### TASK GOAL:
Output the full listing exactly, character for character.

• • • • •

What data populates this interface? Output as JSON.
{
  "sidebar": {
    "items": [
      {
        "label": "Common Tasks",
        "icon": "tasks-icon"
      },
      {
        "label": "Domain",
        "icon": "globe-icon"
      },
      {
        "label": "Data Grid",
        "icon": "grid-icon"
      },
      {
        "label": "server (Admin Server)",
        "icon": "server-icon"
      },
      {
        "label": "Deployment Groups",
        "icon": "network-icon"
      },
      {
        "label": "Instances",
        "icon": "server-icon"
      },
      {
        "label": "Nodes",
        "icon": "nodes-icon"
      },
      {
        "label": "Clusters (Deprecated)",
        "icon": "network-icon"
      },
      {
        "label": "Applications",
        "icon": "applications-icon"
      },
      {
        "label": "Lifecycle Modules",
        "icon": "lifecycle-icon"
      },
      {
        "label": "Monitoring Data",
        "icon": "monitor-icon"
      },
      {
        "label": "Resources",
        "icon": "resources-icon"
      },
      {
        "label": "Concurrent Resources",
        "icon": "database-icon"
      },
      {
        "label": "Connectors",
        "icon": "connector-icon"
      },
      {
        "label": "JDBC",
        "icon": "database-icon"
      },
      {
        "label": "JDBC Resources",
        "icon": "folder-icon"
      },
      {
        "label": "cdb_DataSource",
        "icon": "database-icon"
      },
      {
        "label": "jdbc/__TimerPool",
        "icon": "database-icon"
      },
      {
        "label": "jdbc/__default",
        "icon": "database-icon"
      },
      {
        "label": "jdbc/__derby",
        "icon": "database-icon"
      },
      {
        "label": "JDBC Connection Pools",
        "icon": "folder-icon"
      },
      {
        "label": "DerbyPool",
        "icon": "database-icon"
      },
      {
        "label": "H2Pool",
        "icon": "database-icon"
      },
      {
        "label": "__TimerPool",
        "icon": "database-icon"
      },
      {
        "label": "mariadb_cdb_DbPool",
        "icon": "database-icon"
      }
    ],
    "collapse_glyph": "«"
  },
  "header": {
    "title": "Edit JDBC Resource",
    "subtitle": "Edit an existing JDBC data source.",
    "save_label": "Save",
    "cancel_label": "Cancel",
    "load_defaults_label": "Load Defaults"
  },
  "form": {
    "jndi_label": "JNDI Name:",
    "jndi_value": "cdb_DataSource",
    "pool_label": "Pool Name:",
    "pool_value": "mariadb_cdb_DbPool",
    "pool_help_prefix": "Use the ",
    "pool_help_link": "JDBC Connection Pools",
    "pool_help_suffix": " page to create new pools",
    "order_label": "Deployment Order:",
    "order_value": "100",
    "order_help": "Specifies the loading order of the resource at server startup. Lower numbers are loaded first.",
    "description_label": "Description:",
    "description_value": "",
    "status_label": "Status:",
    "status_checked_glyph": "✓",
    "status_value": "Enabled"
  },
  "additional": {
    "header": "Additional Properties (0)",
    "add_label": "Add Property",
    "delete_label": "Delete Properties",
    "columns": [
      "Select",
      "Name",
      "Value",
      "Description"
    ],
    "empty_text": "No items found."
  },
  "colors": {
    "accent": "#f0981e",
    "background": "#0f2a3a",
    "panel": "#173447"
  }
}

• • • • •

### SOLUTION FOR THIS PROBLEM:
What data populates this interface? Output as JSON.
{
  "sidebar": {
    "items": [
      {
        "label": "Common Tasks",
        "icon": "tasks-icon"
      },
      {
        "label": "Domain",
        "icon": "globe-icon"
      },
      {
        "label": "Data Grid",
        "icon": "grid-icon"
      },
      {
        "label": "server (Admin Server)",
        "icon": "server-icon"
      },
      {
        "label": "Deployment Groups",
        "icon": "network-icon"
      },
      {
        "label": "Instances",
        "icon": "server-icon"
      },
      {
        "label": "Nodes",
        "icon": "nodes-icon"
      },
      {
        "label": "Clusters (Deprecated)",
        "icon": "network-icon"
      },
      {
        "label": "Applications",
        "icon": "applications-icon"
      },
      {
        "label": "Lifecycle Modules",
        "icon": "lifecycle-icon"
      },
      {
        "label": "Monitoring Data",
        "icon": "monitor-icon"
      },
      {
        "label": "Resources",
        "icon": "resources-icon"
      },
      {
        "label": "Concurrent Resources",
        "icon": "database-icon"
      },
      {
        "label": "Connectors",
        "icon": "connector-icon"
      },
      {
        "label": "JDBC",
        "icon": "database-icon"
      },
      {
        "label": "JDBC Resources",
        "icon": "folder-icon"
      },
      {
        "label": "cdb_DataSource",
        "icon": "database-icon"
      },
      {
        "label": "jdbc/__TimerPool",
        "icon": "database-icon"
      },
      {
        "label": "jdbc/__default",
        "icon": "database-icon"
      },
      {
        "label": "jdbc/__derby",
        "icon": "database-icon"
      },
      {
        "label": "JDBC Connection Pools",
        "icon": "folder-icon"
      },
      {
        "label": "DerbyPool",
        "icon": "database-icon"
      },
      {
        "label": "H2Pool",
        "icon": "database-icon"
      },
      {
        "label": "__TimerPool",
        "icon": "database-icon"
      },
      {
        "label": "mariadb_cdb_DbPool",
        "icon": "database-icon"
      }
    ],
    "collapse_glyph": "«"
  },
  "header": {
    "title": "Edit JDBC Resource",
    "subtitle": "Edit an existing JDBC data source.",
    "save_label": "Save",
    "cancel_label": "Cancel",
    "load_defaults_label": "Load Defaults"
  },
  "form": {
    "jndi_label": "JNDI Name:",
    "jndi_value": "cdb_DataSource",
    "pool_label": "Pool Name:",
    "pool_value": "mariadb_cdb_DbPool",
    "pool_help_prefix": "Use the ",
    "pool_help_link": "JDBC Connection Pools",
    "pool_help_suffix": " page to create new pools",
    "order_label": "Deployment Order:",
    "order_value": "100",
    "order_help": "Specifies the loading order of the resource at server startup. Lower numbers are loaded first.",
    "description_label": "Description:",
    "description_value": "",
    "status_label": "Status:",
    "status_checked_glyph": "✓",
    "status_value": "Enabled"
  },
  "additional": {
    "header": "Additional Properties (0)",
    "add_label": "Add Property",
    "delete_label": "Delete Properties",
    "columns": [
      "Select",
      "Name",
      "Value",
      "Description"
    ],
    "empty_text": "No items found."
  },
  "colors": {
    "accent": "#f0981e",
    "background": "#0f2a3a",
    "panel": "#173447"
  }
}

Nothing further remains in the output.